The colonist army surrounded a fortified Pequot village on the Mystic River. At sunrise, as the inhabitants slept, the Puritan soldiers set the village on fire.
William Bradford, Governor of Plymouth, wrote: "Those that escaped the fire were slain with the sword; some hewed to pieces, others run through with their rapiers, so that they were quickly dispatched and very few escaped. It was conceived they thus destroyed about 400 at this time. It was a fearful sight to see them thus frying in the fire...horrible was the stink and scent thereof, but the victory seemed a sweet sacrifice, and they gave the prayers thereof to God, who had wrought so wonderfully for them."
Mason himself wrote: "It may be demanded...Should not Christians have more mercy and compassion? But...sometimes the Scripture declareth women and children must perish with their parents.... We had sufficient light from the word of God for our proceedings."] – RW.online
To celebrate the Pequot Massacre the governor of Massachusetts declared in 1637: “This day forth shall be a day of celebration and thanksgiving for subduing the Pequots.” The official Thanksgiving holiday was born.
[This so-called "Pequot war" was a one-sided murder and slaving expedition. Over 180 captives were taken. After consulting the bible again, in Leviticus 24:44, the colonial authorities found justification to kill most of the Pequot men and enslave the captured women and their children. Only 500 Pequot remained alive and free. In 1975 the official number of Pequot living in Connecticut was 21.
Some of the war captives were given to the Narragansett and Massachusetts allies of the British.
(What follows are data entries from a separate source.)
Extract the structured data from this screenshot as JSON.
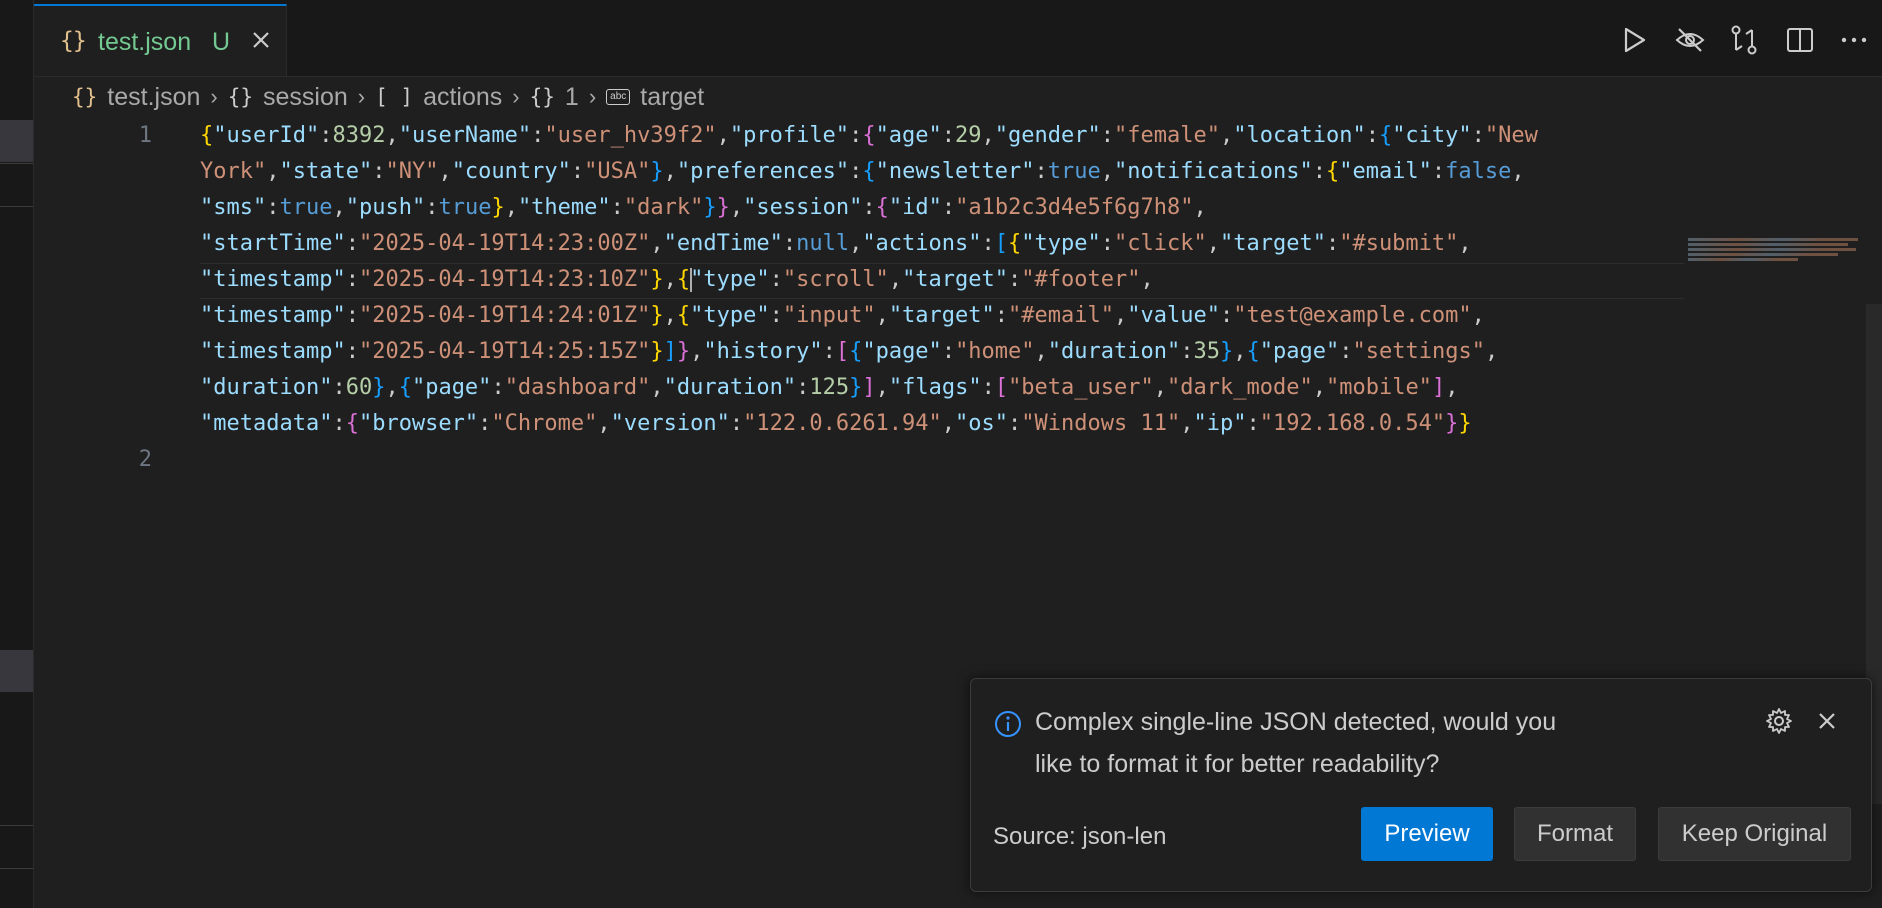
{
  "tab": {
    "icon": "{}",
    "name": "test.json",
    "status": "U"
  },
  "tab_actions": [
    {
      "name": "run-icon"
    },
    {
      "name": "eye-closed-icon"
    },
    {
      "name": "compare-changes-icon"
    },
    {
      "name": "split-editor-icon"
    },
    {
      "name": "more-actions-icon"
    }
  ],
  "breadcrumb": {
    "file_icon": "{}",
    "file": "test.json",
    "i1_icon": "{}",
    "i1": "session",
    "i2_icon": "[ ]",
    "i2": "actions",
    "i3_icon": "{}",
    "i3": "1",
    "i4_icon": "abc",
    "i4": "target"
  },
  "editor": {
    "line_numbers": [
      "1",
      "2"
    ],
    "code_lines": [
      "{\"userId\":8392,\"userName\":\"user_hv39f2\",\"profile\":{\"age\":29,\"gender\":\"female\",\"location\":{\"city\":\"New",
      "York\",\"state\":\"NY\",\"country\":\"USA\"},\"preferences\":{\"newsletter\":true,\"notifications\":{\"email\":false,",
      "\"sms\":true,\"push\":true},\"theme\":\"dark\"}},\"session\":{\"id\":\"a1b2c3d4e5f6g7h8\",",
      "\"startTime\":\"2025-04-19T14:23:00Z\",\"endTime\":null,\"actions\":[{\"type\":\"click\",\"target\":\"#submit\",",
      "\"timestamp\":\"2025-04-19T14:23:10Z\"},{\"type\":\"scroll\",\"target\":\"#footer\",",
      "\"timestamp\":\"2025-04-19T14:24:01Z\"},{\"type\":\"input\",\"target\":\"#email\",\"value\":\"test@example.com\",",
      "\"timestamp\":\"2025-04-19T14:25:15Z\"}]},\"history\":[{\"page\":\"home\",\"duration\":35},{\"page\":\"settings\",",
      "\"duration\":60},{\"page\":\"dashboard\",\"duration\":125}],\"flags\":[\"beta_user\",\"dark_mode\",\"mobile\"],",
      "\"metadata\":{\"browser\":\"Chrome\",\"version\":\"122.0.6261.94\",\"os\":\"Windows 11\",\"ip\":\"192.168.0.54\"}}"
    ],
    "cursor": {
      "line": 1,
      "wrap_row": 5
    }
  },
  "notification": {
    "message": "Complex single-line JSON detected, would you like to format it for better readability?",
    "source": "Source: json-len",
    "buttons": {
      "preview": "Preview",
      "format": "Format",
      "keep": "Keep Original"
    }
  },
  "colors": {
    "key": "#9cdcfe",
    "string": "#ce9178",
    "number": "#b5cea8",
    "keyword": "#569cd6",
    "bracket1": "#ffd700",
    "bracket2": "#da70d6",
    "bracket3": "#179fff",
    "accent": "#0078d4"
  }
}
Even before the arrival of Europeans, Native peoples of North America had widely practiced taking war captives from other tribes as hostages and slaves.
The remaining captives were sold to British plantation colonies in the West Indies to be worked to death in a new form of slavery that served the emerging capitalist world market. And with that, the merchants of Boston made a historic discovery: the profits they made from the sale of human beings virtually paid for the cost of seizing them.
One account says that enslaving Indians quickly became a "mania with speculators." These early merchant capitalists of Massachusetts started to make genocide pay for itself. The slave trade, first in captured Indians and soon in kidnapped Africans, quickly became a backbone of New England merchant capitalism. ] – RW.online
“We must leave it to yourself to decide [whether] the end proposed should be their extermination, or their removal," Thomas Jefferson to George Rogers Clark regarding the “Indian problem”
"We must act with vindictive earnestness against the Sioux, even to their extermination, men, women and children.” William T. Sherman to Ulysses S. Grant
“During an assault,” (Sherman) instructed his troops, “the soldiers cannot pause to distinguish between male and female, or even discriminate as to age.” He chillingly referred to this policy in an 1867 letter to Grant as “the final solution to the Indian problem,” a phrase Hitler invoked some 70 years later. -- Thomas J. DiLorenzo
Most of the raids on Indian camps were conducted in the winter, when families would be together and could therefore all be killed at once. Sherman gave Sheridan "authorization to slaughter as many women and children as well as men Sheridan or his subordinates felt was necessary when they attacked Indian villages." -- Michael Fellman, Citizen Sherman,
What we see today regarding the killing of innocent children and women by the American military with virtual silence by the general American public we have to understand that such behavior is consistent with their heritage and their ethos.
Bado Mapambano! (the struggle continues), Makheru